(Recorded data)

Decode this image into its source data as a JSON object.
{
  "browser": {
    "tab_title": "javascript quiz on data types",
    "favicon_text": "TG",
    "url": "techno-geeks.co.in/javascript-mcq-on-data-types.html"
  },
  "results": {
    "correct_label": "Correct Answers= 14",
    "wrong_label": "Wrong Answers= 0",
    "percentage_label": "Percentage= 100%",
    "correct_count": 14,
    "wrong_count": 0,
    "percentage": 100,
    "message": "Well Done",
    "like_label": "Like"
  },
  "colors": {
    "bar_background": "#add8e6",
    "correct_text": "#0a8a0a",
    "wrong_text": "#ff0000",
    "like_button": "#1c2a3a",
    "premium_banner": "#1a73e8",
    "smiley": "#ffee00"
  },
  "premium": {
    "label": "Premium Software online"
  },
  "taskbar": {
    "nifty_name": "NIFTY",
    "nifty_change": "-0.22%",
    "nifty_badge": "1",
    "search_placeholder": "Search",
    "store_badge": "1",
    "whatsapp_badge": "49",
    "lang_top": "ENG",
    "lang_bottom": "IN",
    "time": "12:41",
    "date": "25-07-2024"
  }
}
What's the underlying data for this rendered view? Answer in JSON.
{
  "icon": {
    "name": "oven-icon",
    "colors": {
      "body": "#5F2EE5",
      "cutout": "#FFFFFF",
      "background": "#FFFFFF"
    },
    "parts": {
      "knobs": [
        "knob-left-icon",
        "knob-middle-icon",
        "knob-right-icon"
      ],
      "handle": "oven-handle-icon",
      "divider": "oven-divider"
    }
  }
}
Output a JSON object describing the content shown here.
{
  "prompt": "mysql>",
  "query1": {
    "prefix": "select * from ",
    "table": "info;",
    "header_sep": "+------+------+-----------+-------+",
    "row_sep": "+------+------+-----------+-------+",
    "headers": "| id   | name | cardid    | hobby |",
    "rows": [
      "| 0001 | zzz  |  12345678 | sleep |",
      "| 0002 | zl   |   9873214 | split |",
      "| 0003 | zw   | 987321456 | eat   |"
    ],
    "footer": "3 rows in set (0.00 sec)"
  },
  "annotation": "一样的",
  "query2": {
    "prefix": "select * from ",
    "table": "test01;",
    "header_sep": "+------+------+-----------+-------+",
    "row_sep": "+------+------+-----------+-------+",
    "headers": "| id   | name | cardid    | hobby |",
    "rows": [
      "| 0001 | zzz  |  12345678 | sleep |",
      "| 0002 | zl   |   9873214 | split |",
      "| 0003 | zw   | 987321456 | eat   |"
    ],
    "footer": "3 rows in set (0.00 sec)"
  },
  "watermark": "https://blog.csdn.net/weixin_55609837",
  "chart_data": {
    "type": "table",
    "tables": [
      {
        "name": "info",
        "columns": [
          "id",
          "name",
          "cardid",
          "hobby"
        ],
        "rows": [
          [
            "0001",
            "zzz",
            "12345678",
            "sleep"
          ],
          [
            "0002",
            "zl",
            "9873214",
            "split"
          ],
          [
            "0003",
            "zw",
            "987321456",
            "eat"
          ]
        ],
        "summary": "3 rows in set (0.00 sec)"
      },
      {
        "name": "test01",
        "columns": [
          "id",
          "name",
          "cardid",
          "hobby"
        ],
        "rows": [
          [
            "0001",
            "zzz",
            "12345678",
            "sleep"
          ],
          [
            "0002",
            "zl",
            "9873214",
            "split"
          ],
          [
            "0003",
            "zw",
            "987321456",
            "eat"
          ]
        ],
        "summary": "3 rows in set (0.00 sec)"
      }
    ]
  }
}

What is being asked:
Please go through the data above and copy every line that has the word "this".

Output:
Decode this image into its source data as a JSON object.
What's the underlying data for this rendered view? Answer in JSON.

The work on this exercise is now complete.